I should add that the British Ambassador in Moscow had an interview two days ago with M. Molotov, at the conclusion of which M. Molotov promised that the Soviet Government would give careful consideration to our proposals, and we are now awaiting their reply.

Mr. Dalton

Would it not be a good thing, in order to speed up these very slow negotiations, the slowness of which is causing grave apprehension in the country, that Lord Halifax should proceed to Moscow and have a straightforward discussion with M. Molotov?

The Prime Minister

I think we had better await the reply of the Soviet Government and then we shall see what further steps are required.

Mr. Mander

The Prime Minister has been good enough to explain to the House the policy put forward by His Majesty's Government to Russia, and will he be good enough at the same time to explain the so-called rigid proposals of the Russian Government which the British Government have been unable to accept?

The Prime Minister

I do not think it is necessary for me to add anything to the statement I have made.

Mr. Attlee

May I take it from the Prime Minister that in these negotiations we are keeping in the closest touch with the French Government, in order that the views of all three Governments may be clear before the making, as we hope, of a firm agreement against aggression?

The Prime Minister

Yes, Sir, we are keeping in the closest touch with the French Government continuously.

Mr. Thurtle

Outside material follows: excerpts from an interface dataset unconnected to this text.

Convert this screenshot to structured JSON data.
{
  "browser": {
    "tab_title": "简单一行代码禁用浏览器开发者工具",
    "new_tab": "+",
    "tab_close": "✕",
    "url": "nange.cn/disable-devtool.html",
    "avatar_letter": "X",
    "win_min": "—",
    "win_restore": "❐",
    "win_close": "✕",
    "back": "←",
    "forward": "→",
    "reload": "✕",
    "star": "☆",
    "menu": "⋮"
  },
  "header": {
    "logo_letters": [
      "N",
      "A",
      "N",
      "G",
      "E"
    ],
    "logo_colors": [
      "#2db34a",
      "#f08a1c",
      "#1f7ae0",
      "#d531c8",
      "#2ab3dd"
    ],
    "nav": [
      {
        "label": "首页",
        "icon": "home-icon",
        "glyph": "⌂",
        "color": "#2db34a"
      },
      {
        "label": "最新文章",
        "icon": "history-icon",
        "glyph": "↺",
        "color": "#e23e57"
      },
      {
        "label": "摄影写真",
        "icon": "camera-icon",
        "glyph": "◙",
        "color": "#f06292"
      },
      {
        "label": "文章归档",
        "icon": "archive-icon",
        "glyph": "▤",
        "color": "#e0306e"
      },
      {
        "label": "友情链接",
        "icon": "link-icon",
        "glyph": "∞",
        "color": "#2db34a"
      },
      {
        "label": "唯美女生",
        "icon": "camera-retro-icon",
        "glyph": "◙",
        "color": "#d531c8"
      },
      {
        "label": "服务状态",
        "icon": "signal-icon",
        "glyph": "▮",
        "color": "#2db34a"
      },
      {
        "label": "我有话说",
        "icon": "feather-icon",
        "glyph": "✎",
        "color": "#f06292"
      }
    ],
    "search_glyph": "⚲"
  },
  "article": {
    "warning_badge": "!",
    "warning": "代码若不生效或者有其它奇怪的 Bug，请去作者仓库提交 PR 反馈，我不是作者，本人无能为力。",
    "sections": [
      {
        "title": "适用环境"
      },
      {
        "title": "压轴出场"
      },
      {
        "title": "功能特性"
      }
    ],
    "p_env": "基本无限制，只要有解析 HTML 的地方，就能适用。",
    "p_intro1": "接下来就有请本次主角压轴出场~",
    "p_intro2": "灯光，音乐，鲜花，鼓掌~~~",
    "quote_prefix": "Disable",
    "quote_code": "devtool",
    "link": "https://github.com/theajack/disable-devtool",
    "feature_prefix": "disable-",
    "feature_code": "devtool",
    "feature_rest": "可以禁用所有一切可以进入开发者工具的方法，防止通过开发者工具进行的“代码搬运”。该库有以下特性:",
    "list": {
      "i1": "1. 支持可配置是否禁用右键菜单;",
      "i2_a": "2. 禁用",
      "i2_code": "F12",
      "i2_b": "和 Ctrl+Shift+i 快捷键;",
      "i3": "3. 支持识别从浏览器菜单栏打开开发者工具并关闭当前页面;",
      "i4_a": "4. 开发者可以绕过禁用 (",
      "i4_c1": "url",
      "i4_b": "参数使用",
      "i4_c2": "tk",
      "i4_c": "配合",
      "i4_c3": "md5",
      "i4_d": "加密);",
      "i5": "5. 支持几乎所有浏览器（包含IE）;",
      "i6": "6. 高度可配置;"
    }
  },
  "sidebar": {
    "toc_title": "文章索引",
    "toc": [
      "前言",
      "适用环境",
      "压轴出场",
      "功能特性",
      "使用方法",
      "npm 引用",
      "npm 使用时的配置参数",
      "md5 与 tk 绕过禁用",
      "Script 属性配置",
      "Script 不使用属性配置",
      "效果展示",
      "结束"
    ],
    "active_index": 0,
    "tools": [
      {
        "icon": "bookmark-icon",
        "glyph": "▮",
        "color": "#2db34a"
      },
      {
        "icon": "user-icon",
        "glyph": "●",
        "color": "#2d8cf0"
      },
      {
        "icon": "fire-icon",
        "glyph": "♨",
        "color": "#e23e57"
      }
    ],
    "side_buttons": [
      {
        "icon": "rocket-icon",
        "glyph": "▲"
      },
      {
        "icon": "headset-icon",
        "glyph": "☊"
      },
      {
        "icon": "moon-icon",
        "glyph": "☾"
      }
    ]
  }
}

Will the Prime Minister assure the House that the Government regard the conclusion of these negotiations as a matter of real urgency?

The Prime Minister

We regard it as of the greatest importance and of real urgency.

Mr. A. Henderson

Can the House take it that His Majesty's Government have not finally closed their minds to, if circumstances necessitate, the conclusion of a military alliance with Russia?

The Prime Minister

I cannot answer a hypothetical question. Discussions are going on on certain lines, and we are very hopeful that they will soon come to a satisfactory issue.

Mr. Benjamin Smith

Could the Prime Minister tell us whether the terms set out would include, if Great Britain found herself attacked by an aggressor, assistance by Russia to this country?

The Prime Minister

I made a careful and full statement, and I think it is very much better that I should not add to it.

Sir Archibald Sinclair

Do the Government's proposals contemplate only the contingency of war? Do they not also contemplate the contingency of peaceful negotiations, and is there any assurance to Russia that, if peaceful negotiations are entered into, Russia will be a party to those negotiations?

The Prime Minister

What the negotiations are contemplating is an act of aggression.

Mr. Noel-Baker

Can the Prime Minister confirm the point that the guarantee given to Poland does not in any way preclude an alliance with Russia, and that Colonel Beck gave express assurances on that point?

The Prime Minister

Does the hon. Member mean an alliance between this country and Russia?

Mr. Noel-Baker


The Prime Minister

No, that is not excluded.

Mr. Noel-Baker

And did Colonel Beck raise no objection?

The Prime Minister

I did not say that at all. The question which the hon. Member asked me was whether the arrangement with Poland excluded the possibility of an alliance between this country and Russia, and to that I said "No."